- [WHAT TO PRODUCE] Retrieve each line that contains the word "JSON" from the entries below.

Collected data:
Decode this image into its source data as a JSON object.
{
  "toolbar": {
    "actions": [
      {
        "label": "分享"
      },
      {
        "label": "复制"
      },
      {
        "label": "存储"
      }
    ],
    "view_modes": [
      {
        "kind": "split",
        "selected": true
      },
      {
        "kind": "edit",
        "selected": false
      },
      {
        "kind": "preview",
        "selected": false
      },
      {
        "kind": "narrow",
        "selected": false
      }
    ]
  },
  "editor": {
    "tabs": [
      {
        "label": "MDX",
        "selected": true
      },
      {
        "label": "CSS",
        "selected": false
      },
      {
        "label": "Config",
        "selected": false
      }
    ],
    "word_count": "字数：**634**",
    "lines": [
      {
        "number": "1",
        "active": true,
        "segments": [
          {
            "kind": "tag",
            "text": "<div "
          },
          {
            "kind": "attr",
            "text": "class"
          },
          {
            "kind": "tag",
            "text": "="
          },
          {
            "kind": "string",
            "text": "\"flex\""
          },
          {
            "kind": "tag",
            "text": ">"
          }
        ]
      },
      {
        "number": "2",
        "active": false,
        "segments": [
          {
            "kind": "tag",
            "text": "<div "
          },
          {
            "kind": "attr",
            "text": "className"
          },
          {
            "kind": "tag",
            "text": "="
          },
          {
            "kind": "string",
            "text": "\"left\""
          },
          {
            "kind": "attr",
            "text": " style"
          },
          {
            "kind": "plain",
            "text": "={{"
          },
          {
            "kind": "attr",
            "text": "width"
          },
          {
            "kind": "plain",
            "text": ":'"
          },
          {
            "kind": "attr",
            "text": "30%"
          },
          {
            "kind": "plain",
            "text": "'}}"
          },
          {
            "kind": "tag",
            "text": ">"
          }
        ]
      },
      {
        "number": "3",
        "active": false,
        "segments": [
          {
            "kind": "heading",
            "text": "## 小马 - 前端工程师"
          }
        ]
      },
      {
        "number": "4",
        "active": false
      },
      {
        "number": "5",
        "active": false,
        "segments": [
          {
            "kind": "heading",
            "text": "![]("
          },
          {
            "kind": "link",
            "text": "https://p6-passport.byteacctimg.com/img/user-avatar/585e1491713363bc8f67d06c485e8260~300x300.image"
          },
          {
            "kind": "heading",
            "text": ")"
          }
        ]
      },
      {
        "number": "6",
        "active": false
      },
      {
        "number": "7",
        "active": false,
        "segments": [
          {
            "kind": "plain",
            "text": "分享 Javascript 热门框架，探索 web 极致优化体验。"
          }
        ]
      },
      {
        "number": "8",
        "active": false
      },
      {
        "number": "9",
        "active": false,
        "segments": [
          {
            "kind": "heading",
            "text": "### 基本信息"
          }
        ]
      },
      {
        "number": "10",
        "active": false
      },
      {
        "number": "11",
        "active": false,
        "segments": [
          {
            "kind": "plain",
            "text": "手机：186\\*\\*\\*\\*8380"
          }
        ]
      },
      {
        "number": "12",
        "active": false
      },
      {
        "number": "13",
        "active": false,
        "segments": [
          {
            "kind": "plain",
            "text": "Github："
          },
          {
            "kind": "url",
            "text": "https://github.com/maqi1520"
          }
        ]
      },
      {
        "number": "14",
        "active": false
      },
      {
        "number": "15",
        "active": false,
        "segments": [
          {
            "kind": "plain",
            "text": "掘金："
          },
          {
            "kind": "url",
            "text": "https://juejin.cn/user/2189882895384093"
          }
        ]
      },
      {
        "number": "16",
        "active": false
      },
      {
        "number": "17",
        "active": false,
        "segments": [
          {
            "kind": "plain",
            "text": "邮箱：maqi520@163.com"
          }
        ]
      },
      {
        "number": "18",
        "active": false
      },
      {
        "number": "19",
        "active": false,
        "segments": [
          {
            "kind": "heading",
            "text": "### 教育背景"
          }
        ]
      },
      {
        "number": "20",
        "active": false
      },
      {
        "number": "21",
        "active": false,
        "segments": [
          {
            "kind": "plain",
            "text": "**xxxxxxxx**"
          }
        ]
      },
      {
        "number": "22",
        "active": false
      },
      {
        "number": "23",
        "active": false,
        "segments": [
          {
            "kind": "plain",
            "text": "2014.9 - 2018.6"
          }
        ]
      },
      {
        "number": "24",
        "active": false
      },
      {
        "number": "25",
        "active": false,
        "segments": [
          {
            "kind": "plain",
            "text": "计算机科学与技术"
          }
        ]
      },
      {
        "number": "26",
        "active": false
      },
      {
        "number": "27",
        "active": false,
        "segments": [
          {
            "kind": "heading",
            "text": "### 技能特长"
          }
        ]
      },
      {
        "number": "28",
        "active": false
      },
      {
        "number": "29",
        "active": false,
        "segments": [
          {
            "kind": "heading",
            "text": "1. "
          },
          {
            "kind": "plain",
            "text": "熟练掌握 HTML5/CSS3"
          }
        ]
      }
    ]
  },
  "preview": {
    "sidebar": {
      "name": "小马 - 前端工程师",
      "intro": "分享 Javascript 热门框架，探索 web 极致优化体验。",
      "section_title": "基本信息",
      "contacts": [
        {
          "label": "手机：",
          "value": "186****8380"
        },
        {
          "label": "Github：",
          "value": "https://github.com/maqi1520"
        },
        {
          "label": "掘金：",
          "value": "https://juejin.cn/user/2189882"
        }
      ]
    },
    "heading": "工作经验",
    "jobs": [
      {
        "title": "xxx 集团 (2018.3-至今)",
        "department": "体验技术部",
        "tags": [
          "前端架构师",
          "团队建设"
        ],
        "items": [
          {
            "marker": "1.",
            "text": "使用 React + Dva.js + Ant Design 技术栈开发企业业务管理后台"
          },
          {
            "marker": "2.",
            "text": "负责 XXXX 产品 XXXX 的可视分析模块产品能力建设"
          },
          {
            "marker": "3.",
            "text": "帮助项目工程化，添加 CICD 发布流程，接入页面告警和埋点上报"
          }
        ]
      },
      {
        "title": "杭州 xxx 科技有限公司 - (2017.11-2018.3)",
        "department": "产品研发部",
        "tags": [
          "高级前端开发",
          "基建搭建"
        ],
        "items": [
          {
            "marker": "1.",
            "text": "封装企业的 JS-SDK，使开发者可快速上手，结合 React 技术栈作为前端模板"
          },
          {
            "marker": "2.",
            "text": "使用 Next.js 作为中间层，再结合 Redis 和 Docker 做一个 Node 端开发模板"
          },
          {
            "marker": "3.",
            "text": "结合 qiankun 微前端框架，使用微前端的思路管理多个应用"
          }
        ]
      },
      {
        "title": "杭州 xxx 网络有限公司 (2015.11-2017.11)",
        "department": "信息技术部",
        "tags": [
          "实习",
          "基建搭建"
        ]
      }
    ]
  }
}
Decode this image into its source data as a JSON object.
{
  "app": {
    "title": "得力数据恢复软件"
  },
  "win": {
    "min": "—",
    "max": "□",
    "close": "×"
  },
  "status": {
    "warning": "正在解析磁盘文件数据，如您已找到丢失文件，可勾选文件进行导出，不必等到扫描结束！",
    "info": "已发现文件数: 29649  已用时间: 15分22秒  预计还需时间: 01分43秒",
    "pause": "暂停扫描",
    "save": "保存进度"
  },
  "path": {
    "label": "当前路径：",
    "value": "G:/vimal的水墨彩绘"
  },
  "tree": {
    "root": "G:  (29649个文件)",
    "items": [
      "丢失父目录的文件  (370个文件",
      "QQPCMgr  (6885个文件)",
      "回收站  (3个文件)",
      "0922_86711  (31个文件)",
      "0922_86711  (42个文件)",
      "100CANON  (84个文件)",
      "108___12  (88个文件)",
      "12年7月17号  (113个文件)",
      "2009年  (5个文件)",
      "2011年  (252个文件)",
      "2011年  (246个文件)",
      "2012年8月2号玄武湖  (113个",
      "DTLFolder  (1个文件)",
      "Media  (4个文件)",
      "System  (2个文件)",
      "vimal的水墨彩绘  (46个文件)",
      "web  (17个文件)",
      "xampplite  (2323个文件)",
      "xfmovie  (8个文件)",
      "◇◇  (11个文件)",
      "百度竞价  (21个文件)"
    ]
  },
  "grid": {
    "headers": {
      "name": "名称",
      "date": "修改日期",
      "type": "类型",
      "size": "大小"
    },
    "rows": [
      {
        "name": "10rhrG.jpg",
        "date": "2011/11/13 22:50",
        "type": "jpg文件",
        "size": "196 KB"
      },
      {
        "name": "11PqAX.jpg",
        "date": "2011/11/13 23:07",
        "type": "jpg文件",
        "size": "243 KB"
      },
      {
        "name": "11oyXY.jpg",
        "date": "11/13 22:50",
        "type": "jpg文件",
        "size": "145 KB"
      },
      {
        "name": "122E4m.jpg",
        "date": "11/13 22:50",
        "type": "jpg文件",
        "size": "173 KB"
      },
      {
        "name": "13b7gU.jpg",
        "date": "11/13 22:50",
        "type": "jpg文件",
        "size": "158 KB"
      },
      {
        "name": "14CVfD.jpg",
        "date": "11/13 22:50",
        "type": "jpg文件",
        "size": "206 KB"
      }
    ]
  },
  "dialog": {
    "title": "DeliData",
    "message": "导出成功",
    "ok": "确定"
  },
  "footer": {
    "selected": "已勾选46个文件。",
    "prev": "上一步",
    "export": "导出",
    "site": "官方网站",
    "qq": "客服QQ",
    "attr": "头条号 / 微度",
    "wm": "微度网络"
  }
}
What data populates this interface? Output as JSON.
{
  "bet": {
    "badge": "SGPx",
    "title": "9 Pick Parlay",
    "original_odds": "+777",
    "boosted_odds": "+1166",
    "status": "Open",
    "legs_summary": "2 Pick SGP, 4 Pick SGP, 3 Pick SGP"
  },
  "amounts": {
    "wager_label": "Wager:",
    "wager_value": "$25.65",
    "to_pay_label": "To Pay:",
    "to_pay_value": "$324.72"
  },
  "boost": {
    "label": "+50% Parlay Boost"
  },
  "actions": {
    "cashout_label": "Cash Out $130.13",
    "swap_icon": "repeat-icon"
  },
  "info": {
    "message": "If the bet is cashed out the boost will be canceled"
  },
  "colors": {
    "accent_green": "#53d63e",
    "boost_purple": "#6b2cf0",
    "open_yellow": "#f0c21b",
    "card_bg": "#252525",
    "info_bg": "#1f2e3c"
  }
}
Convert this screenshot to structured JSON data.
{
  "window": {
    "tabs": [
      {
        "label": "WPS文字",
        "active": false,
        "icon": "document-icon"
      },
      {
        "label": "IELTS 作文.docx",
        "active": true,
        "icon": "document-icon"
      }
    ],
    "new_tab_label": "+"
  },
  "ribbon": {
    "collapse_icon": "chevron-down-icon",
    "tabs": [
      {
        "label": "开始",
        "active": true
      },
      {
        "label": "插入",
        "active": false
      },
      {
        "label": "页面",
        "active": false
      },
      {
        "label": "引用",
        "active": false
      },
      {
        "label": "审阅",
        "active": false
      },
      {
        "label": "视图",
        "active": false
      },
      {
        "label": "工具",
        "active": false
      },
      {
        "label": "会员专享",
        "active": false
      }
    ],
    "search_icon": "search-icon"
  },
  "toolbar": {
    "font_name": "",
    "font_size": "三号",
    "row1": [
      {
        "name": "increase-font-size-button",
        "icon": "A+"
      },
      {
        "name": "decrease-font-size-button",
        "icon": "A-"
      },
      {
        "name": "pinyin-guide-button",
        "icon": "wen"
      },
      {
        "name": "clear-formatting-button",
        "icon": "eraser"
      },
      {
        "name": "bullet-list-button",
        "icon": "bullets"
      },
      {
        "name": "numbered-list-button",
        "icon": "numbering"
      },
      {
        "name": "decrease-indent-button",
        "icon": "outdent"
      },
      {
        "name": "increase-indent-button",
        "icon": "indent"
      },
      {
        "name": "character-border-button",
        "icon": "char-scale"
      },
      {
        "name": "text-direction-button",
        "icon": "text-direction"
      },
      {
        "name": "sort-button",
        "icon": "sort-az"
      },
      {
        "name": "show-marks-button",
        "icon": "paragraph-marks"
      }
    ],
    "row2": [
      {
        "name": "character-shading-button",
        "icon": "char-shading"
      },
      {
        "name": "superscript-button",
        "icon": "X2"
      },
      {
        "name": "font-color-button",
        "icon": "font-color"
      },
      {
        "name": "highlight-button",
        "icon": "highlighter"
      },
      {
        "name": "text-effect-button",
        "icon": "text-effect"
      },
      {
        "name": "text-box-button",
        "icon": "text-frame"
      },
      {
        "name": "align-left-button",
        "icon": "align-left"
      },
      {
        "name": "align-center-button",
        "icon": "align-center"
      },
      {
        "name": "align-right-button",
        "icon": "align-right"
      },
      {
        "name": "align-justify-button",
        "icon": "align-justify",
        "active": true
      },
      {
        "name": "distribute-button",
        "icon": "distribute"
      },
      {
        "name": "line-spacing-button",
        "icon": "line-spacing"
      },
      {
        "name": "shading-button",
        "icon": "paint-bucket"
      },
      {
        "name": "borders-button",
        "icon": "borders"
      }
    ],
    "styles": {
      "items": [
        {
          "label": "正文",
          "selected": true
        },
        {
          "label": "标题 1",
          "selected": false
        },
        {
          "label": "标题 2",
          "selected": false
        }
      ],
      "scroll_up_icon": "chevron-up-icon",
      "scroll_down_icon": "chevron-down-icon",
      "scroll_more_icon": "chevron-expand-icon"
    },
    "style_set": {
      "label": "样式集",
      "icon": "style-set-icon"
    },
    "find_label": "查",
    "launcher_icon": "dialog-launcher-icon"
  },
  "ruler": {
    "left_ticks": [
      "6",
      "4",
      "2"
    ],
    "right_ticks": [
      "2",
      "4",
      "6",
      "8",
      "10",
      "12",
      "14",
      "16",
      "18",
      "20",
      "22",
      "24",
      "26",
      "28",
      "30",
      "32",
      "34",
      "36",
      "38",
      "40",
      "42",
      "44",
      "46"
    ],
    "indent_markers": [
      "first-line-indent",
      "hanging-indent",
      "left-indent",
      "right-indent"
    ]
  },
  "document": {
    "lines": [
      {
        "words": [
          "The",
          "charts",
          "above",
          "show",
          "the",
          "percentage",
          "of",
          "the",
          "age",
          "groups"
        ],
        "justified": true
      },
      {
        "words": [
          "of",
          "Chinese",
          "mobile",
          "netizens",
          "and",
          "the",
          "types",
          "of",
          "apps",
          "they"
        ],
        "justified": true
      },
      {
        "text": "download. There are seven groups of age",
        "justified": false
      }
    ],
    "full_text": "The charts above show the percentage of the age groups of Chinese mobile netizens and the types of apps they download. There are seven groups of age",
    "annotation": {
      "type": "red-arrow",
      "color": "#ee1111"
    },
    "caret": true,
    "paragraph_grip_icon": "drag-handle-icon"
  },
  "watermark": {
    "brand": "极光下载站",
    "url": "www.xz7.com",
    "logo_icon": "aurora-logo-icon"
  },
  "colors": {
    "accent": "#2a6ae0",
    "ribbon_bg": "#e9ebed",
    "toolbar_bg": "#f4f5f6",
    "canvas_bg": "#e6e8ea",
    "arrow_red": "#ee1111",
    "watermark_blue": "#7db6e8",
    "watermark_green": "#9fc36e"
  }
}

- [OUTPUT FOR THIS TASK]
Decode this image into its source data as a JSON object.
Decode this image into its source data as a JSON object.
What data populates this interface? Output as JSON.
Convert this screenshot to structured JSON data.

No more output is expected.